Although at moments verging on melodrama, the choreography mainly succeeds at distilling the primal power plays among humans as they bond, part, fight and compete in pairs, groups or packs; and renders these interactions in a ballet that is both disturbing and beautiful. The dancer in red is led up into a high point in the darkness, his back to the audience, and is hurled off. Among the remaining dancers, the push and pull for control escalates, until the dancer with the black armband also dives into darkness.
Bringing luminous joy to the stage is the finale, a world premiere of Elo’s “Fifth Symphony of Jean Sibelius,” performed to a beloved Sibelius composition, “Symphony No. 5 in E-flat major, Op. 82,” which, says Elo, is “like hearing your national anthem.”

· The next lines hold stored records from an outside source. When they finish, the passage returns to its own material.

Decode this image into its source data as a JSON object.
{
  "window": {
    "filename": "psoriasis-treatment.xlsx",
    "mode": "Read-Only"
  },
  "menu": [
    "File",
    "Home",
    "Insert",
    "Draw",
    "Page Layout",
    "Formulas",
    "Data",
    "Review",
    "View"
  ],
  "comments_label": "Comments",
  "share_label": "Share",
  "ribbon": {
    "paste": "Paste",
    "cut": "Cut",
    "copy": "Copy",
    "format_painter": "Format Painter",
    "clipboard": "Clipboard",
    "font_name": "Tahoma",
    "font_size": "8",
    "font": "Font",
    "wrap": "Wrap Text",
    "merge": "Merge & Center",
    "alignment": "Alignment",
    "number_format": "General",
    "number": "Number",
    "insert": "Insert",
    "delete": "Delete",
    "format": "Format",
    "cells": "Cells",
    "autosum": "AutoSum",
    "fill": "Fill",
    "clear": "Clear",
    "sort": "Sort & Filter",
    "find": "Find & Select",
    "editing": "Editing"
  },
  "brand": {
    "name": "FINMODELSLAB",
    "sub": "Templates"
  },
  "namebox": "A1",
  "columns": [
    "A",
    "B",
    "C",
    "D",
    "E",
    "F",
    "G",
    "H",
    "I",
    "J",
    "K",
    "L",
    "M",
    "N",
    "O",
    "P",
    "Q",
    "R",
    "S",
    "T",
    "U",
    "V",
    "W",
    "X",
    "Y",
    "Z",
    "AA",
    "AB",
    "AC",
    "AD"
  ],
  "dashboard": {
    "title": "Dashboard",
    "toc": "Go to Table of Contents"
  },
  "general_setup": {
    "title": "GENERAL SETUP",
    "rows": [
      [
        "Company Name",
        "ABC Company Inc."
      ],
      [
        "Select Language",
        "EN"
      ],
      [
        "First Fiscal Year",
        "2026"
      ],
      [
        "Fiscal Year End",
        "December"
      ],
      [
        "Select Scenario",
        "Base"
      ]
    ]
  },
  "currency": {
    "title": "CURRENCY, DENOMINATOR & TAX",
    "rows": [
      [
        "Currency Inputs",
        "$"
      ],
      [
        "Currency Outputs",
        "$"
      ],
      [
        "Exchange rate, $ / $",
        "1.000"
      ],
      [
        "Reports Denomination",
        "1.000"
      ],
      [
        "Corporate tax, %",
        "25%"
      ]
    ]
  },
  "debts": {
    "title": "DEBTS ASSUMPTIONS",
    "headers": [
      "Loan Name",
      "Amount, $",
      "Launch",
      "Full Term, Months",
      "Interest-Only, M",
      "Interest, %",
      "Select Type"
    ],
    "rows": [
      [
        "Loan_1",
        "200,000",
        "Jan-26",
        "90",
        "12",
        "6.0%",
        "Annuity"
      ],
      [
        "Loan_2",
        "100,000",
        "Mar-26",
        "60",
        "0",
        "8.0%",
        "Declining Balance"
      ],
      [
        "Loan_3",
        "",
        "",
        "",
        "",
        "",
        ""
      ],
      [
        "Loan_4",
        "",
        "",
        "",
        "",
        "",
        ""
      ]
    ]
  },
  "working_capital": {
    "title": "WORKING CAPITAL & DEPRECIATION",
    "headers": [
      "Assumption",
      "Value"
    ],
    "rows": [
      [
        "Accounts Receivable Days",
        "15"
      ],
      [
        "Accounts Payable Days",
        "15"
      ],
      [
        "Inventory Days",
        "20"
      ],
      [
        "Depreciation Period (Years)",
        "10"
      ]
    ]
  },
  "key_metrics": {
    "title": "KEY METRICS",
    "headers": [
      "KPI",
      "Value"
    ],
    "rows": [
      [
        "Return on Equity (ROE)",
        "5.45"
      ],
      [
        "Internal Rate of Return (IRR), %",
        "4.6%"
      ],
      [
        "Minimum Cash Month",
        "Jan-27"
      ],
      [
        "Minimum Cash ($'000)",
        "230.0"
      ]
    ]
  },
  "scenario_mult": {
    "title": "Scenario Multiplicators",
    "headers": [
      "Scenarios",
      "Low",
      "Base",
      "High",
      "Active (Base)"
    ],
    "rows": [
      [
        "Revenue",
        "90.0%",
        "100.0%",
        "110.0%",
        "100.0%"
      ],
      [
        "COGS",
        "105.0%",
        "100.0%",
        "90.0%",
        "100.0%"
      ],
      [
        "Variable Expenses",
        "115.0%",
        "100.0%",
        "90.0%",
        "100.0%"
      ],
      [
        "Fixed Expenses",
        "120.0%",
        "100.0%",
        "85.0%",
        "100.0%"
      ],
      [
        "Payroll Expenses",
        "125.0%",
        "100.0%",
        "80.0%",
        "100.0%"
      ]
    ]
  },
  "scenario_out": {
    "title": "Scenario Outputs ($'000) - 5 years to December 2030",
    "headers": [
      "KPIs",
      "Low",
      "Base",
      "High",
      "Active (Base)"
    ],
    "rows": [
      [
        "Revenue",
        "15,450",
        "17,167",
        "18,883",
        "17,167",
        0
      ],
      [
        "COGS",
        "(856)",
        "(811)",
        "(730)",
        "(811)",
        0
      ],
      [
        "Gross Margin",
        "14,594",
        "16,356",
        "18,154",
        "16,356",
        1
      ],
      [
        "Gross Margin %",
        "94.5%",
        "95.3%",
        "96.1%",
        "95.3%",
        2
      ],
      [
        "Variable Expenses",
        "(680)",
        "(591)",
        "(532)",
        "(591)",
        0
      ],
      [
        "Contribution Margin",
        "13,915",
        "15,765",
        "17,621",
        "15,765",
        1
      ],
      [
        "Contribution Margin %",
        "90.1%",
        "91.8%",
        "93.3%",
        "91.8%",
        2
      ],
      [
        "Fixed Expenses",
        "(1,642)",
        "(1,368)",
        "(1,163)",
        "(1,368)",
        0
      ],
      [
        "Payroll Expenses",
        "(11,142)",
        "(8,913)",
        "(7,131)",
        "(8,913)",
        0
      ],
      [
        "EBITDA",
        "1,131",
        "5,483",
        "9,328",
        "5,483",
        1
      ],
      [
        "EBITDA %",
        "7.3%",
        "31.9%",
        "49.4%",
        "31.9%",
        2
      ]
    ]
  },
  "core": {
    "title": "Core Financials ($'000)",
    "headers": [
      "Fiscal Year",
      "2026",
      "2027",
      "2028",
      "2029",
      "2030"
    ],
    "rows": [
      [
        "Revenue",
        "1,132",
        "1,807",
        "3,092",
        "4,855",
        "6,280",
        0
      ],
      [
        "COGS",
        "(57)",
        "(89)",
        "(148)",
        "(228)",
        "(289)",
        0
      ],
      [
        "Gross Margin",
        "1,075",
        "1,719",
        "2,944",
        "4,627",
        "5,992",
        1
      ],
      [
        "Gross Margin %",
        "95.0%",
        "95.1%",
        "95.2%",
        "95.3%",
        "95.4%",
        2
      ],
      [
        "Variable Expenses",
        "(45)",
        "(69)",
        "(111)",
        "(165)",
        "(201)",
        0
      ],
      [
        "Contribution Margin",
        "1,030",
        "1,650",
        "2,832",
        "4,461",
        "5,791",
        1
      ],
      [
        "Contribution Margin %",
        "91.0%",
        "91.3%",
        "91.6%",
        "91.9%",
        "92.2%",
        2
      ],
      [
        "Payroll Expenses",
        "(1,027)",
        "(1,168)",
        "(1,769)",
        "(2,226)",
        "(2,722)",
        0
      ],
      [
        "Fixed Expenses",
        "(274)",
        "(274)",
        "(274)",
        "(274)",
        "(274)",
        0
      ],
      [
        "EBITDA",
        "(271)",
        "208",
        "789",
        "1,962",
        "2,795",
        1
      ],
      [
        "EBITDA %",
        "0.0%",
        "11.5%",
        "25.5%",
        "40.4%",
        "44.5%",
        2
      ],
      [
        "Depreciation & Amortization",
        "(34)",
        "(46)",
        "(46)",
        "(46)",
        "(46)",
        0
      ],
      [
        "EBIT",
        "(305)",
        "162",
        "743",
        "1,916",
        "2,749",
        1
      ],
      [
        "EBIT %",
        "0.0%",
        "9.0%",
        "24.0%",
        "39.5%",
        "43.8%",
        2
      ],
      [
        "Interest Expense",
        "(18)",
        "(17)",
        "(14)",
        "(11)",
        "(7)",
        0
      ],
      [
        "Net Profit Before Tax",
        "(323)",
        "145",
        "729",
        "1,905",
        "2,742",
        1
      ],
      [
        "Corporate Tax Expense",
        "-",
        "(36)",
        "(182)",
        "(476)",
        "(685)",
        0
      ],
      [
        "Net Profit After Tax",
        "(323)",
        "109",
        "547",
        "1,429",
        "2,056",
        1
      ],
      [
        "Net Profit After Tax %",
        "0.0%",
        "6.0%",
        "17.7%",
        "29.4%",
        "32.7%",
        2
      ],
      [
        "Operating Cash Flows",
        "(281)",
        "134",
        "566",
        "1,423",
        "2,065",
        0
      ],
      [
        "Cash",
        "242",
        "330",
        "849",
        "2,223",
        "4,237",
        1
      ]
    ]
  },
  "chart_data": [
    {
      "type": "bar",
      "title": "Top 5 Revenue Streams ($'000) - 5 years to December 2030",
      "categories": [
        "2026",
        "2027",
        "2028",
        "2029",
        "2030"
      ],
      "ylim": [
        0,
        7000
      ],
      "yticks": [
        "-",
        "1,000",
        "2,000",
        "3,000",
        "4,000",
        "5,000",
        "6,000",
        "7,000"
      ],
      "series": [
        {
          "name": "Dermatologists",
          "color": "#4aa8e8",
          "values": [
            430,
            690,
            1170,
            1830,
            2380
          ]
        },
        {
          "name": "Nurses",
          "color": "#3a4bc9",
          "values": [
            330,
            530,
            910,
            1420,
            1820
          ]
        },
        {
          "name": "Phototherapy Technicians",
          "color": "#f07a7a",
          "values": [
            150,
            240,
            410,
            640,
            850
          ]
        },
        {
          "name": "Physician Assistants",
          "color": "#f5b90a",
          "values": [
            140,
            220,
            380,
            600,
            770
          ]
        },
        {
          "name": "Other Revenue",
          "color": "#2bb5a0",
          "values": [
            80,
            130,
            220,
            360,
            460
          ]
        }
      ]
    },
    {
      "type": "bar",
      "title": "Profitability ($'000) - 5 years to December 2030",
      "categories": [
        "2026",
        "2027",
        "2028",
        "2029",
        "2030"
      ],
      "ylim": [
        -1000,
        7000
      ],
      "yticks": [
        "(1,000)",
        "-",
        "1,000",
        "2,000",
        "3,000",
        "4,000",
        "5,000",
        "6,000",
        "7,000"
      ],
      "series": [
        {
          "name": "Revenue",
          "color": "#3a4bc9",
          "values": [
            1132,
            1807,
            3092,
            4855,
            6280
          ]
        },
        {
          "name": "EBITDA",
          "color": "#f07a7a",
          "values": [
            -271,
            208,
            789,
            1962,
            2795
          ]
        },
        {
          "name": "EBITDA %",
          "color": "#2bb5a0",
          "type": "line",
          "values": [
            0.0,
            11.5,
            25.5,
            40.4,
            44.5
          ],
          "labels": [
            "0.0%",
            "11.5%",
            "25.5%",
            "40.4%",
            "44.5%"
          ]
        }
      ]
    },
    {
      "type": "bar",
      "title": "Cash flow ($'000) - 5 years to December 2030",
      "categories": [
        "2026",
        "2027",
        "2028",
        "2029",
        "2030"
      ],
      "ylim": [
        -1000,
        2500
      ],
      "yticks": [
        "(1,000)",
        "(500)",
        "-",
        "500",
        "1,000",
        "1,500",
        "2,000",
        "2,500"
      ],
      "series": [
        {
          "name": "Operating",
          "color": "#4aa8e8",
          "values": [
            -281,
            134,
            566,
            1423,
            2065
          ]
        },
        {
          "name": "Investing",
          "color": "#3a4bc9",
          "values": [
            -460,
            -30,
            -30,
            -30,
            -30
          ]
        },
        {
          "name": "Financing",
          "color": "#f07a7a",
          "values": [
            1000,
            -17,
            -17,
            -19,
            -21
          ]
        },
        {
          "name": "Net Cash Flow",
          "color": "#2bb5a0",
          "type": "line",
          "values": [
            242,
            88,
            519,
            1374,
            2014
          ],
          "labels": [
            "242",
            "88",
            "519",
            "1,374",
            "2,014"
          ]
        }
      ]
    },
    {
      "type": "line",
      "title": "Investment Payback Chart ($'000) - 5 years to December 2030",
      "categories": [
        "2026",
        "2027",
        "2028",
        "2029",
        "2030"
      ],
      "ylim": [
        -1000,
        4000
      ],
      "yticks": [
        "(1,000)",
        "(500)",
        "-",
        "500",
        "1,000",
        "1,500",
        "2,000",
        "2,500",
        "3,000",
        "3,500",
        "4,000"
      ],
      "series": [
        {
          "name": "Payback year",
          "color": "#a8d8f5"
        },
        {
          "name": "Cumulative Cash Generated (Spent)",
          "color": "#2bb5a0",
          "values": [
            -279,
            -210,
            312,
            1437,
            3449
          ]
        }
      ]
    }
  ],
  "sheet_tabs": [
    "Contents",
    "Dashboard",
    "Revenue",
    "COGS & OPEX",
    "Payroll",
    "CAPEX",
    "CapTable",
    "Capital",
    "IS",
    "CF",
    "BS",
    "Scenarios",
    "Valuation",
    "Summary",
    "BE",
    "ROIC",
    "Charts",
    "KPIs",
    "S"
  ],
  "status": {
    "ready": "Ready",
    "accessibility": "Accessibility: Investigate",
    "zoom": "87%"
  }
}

Sibelius presented the completed symphony in 1919 to a newly independent Finland that had just elected its first president. Boston Ballet Orchestra’s rendering brings out the piece’s heroic brass passages and shimmering impressionistic evocation of Finland’s landscape, echoed in the earth tones of Yumiko Takeshima’s costumes, the radiant lighting by Mark Stanley, and Elo’s delicate but strong choreography, which with a quicksilver flow of angles and curves creates intricate lattices and recurring circular patterns, as if mimicking the formation of life itself on a cellular level. The sublime music fully inhabits the dancers’ bodies in this mesmerizing ballet.